Guiding Principles

  • It is important that the development of the property be considered and executed holistically, as an integrated whole.
  • Because of its size and central location, this undeveloped land represents a singular opportunity for the City of Worthington to develop the property in a manner that is extraordinary and that serves the long-term interests of the community.  As an historic community, it is natural and appropriate for the City and its residents to think in this way.
  • It is essential that any development of the site be harmonious and compatible with the fabric of surrounding neighborhoods and the natural environment.  This pertains to traffic patterns, environmental impact, scale and density of any residential housing, impact on schools, and the architectural and aesthetic provisions inherent for any property, as are these parcels, located within the Architectural Review District.  Stated positively, outcomes should increase community well-being and vibrancy, opportunities for social activities for persons of all ages, bicycle and pedestrian connectivity, commercial opportunities, and housing, appropriate in scale and type, that support these goals.
  • We seek an outcome on this land that is distinctive, exceptional, and expressive of Worthington’s own values and community ethos.

General Components

  • Compatible with current S-1 zoning, a large contiguous greenspace, central to the property and inclusive of the Tucker Creek acreage, is a highly desirable component of any outcome.  
  • Commercial development, aimed at revenue generation for the City and select service-oriented retail that is compatible with the development, is highly desirable along High St., roughly in conformity with the existing C-2 and C-3 zoned areas.
  • Residential housing, though requiring rezoning, is desirable, if: 1) it is creatively executed, and, 2) whether embedded within the commercial areas or free-standing, is harmonious in overall mass and scale, form, and impact upon surrounding neighborhoods.

~

David Robinson

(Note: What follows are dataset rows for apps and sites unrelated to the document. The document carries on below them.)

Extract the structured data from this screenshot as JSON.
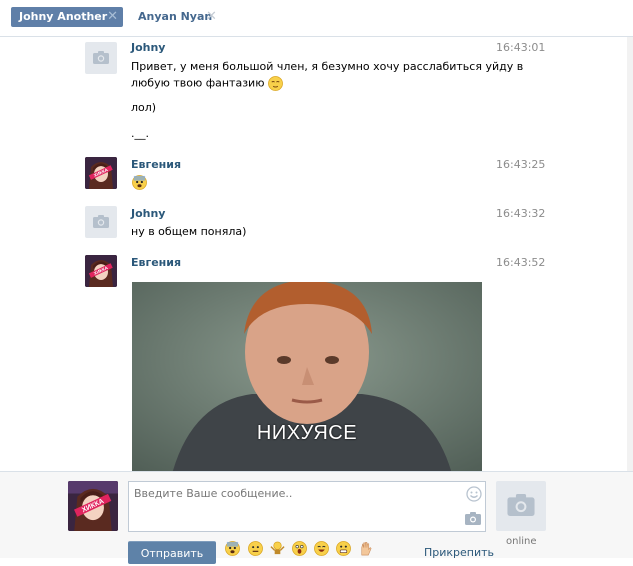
{
  "tabs": [
    {
      "label": "Johny Another",
      "active": true
    },
    {
      "label": "Anyan Nyan",
      "active": false
    }
  ],
  "messages": [
    {
      "author": "Johny",
      "time": "16:43:01",
      "avatar": "camera-placeholder",
      "lines": [
        "Привет, у меня большой член, я безумно хочу расслабиться уйду в",
        "любую твою фантазию",
        "лол)",
        ".__."
      ]
    },
    {
      "author": "Евгения",
      "time": "16:43:25",
      "avatar": "anime-girl"
    },
    {
      "author": "Johny",
      "time": "16:43:32",
      "avatar": "camera-placeholder",
      "lines": [
        "ну в общем поняла)"
      ]
    },
    {
      "author": "Евгения",
      "time": "16:43:52",
      "avatar": "anime-girl",
      "attachment": {
        "type": "gif",
        "caption": "НИХУЯСЕ"
      }
    }
  ],
  "avatar_badge_text": "ХИККА",
  "compose": {
    "placeholder": "Введите Ваше сообщение..",
    "send_label": "Отправить",
    "attach_label": "Прикрепить",
    "status": "online"
  },
  "colors": {
    "accent": "#5f7fa8",
    "author": "#2b587a",
    "time": "#8c8c8c",
    "badge": "#e0245e"
  }
}
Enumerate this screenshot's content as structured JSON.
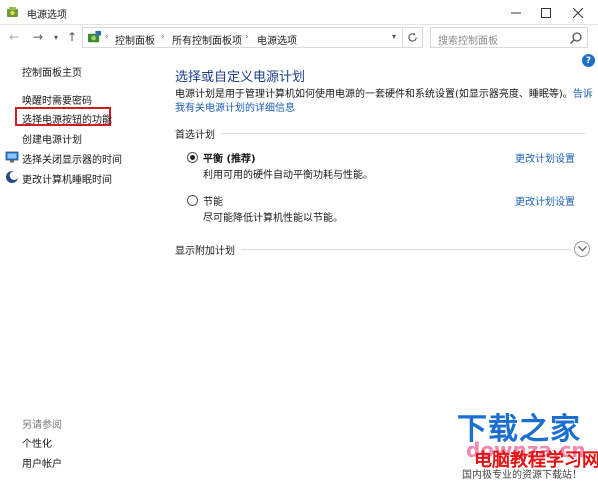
{
  "window": {
    "title": "电源选项",
    "icon": "power-options-icon",
    "minimize_icon": "minimize-icon",
    "maximize_icon": "maximize-icon",
    "close_icon": "close-icon"
  },
  "address_bar": {
    "breadcrumbs": [
      "控制面板",
      "所有控制面板项",
      "电源选项"
    ],
    "search_placeholder": "搜索控制面板"
  },
  "sidebar": {
    "home": "控制面板主页",
    "items": [
      {
        "label": "唤醒时需要密码",
        "icon": ""
      },
      {
        "label": "选择电源按钮的功能",
        "icon": ""
      },
      {
        "label": "创建电源计划",
        "icon": ""
      },
      {
        "label": "选择关闭显示器的时间",
        "icon": "display-off-icon"
      },
      {
        "label": "更改计算机睡眠时间",
        "icon": "sleep-moon-icon"
      }
    ],
    "see_also": "另请参阅",
    "see_also_items": [
      "个性化",
      "用户帐户"
    ]
  },
  "main": {
    "title": "选择或自定义电源计划",
    "description": "电源计划是用于管理计算机如何使用电源的一套硬件和系统设置(如显示器亮度、睡眠等)。",
    "description_link": "告诉我有关电源计划的详细信息",
    "preferred_label": "首选计划",
    "plans": [
      {
        "name": "平衡 (推荐)",
        "description": "利用可用的硬件自动平衡功耗与性能。",
        "link": "更改计划设置",
        "selected": true
      },
      {
        "name": "节能",
        "description": "尽可能降低计算机性能以节能。",
        "link": "更改计划设置",
        "selected": false
      }
    ],
    "extra_plans_label": "显示附加计划"
  },
  "watermark": {
    "brand": "下载之家",
    "url": "downza.cn",
    "site": "电脑教程学习网",
    "tagline": "国内极专业的资源下载站！"
  },
  "colors": {
    "link": "#1c5fb4",
    "title": "#1c3f8e",
    "highlight_box": "#d01c24",
    "help": "#1e6fc6"
  }
}
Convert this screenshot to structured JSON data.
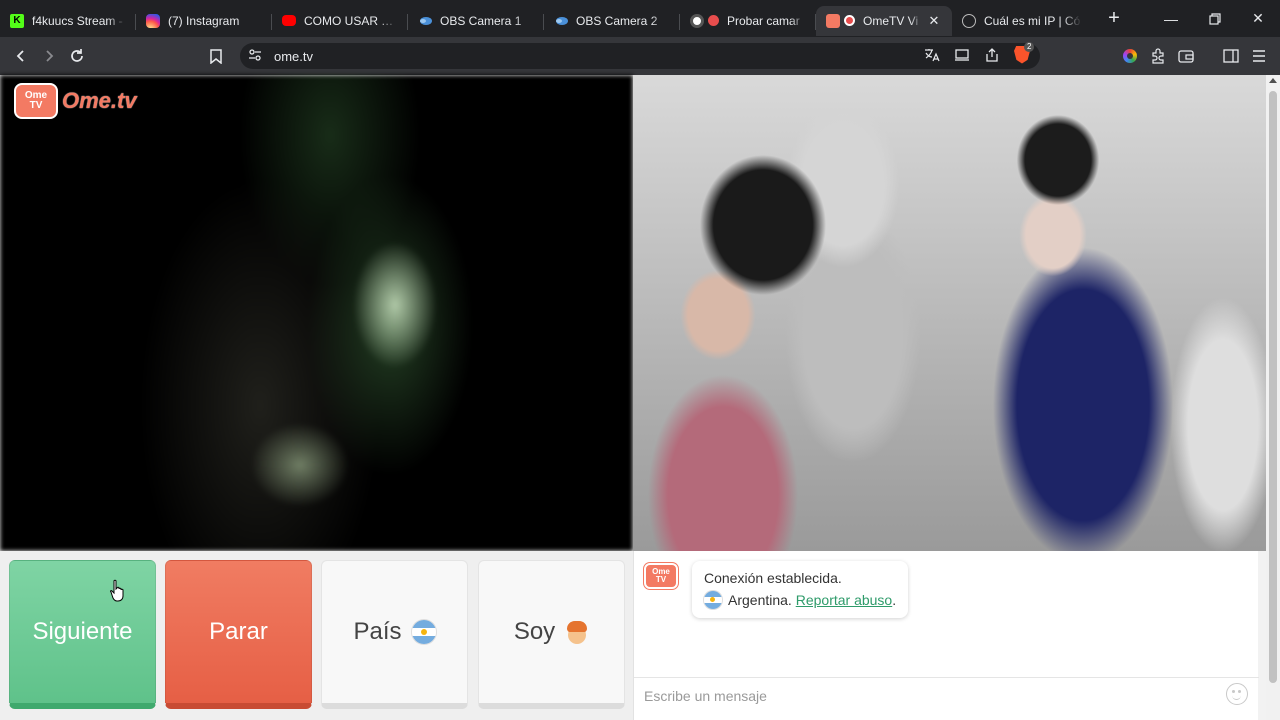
{
  "tabs": [
    {
      "title": "f4kuucs Stream - ",
      "favicon": "kick-icon",
      "glyph": "K"
    },
    {
      "title": "(7) Instagram",
      "favicon": "instagram-icon",
      "glyph": ""
    },
    {
      "title": "COMO USAR TU C",
      "favicon": "youtube-icon",
      "glyph": ""
    },
    {
      "title": "OBS Camera 1",
      "favicon": "obs-icon",
      "glyph": ""
    },
    {
      "title": "OBS Camera 2",
      "favicon": "obs-icon",
      "glyph": ""
    },
    {
      "title": "Probar camar",
      "favicon": "record-icon",
      "glyph": ""
    },
    {
      "title": "OmeTV Vi",
      "favicon": "ometv-icon",
      "glyph": "",
      "active": true
    },
    {
      "title": "Cuál es mi IP | Có",
      "favicon": "globe-icon",
      "glyph": ""
    }
  ],
  "toolbar": {
    "url": "ome.tv",
    "brave_badge": "2"
  },
  "page": {
    "logo_text": "Ome.tv",
    "logo_badge_top": "Ome",
    "logo_badge_bottom": "TV",
    "buttons": {
      "next": "Siguiente",
      "stop": "Parar",
      "country": "País",
      "gender": "Soy"
    },
    "chat": {
      "status": "Conexión establecida.",
      "country": "Argentina.",
      "report_link": "Reportar abuso",
      "report_suffix": ".",
      "input_placeholder": "Escribe un mensaje"
    }
  },
  "colors": {
    "next_button": "#5fc28a",
    "stop_button": "#e65f45",
    "brand": "#f37a63",
    "link": "#2e9b6a"
  }
}
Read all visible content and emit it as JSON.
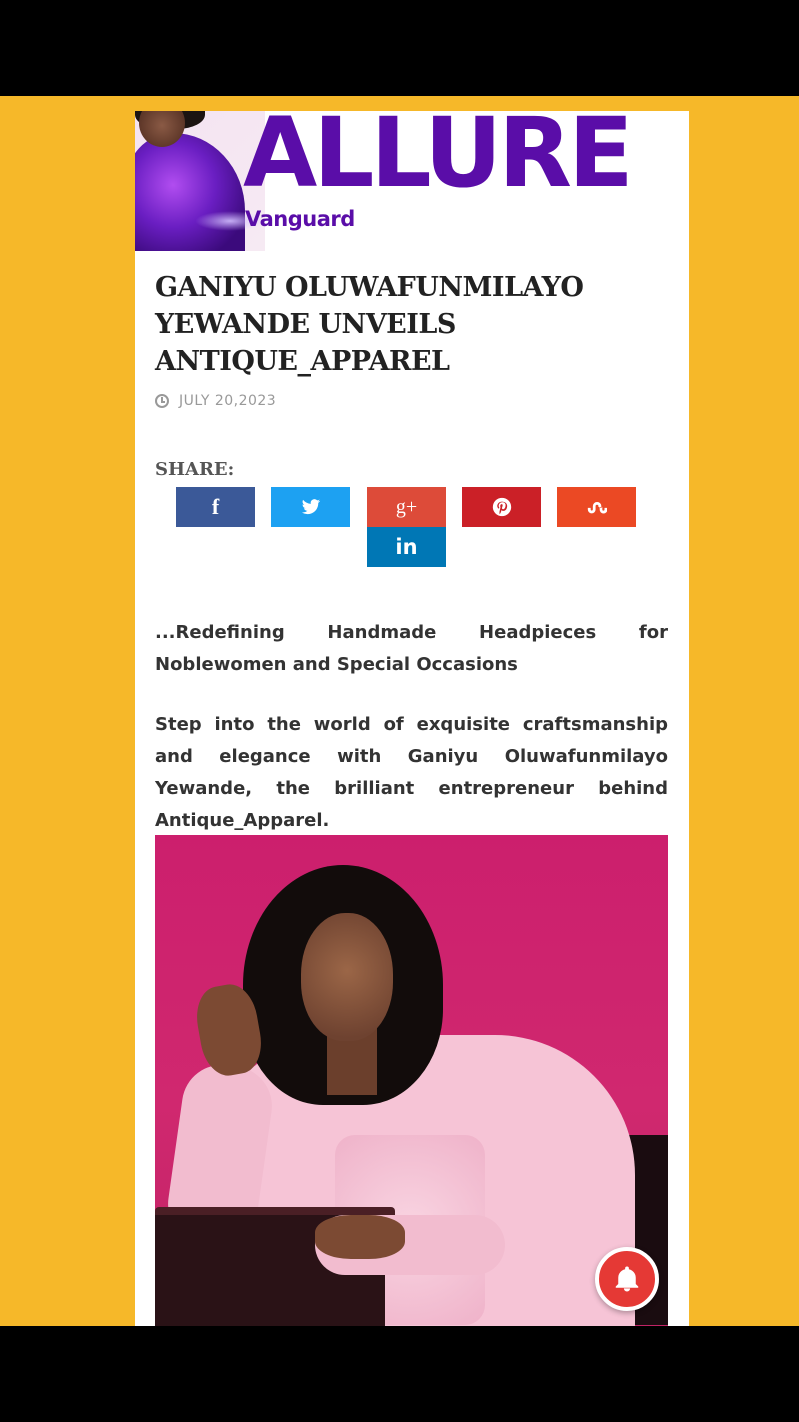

David Robinson lives in Worthington with his wife, Lorraine, and their three children who attend Otterbein University and Colonial Hills Elementary. David is President and co-owner of Marcy Adhesives, Inc., a local manufacturing company. David has served on Worthington City Council since January, 2018, and is deeply committed to 1) advancing resident-centered policies, 2) supporting responsible development that enhances our unique historic character, 3) endorsing environmentally sustainable practices for both residents and city operations, 4) promoting the safety and well-being of all residents, and 5) preserving the family-friendly nature of our neighborhoods.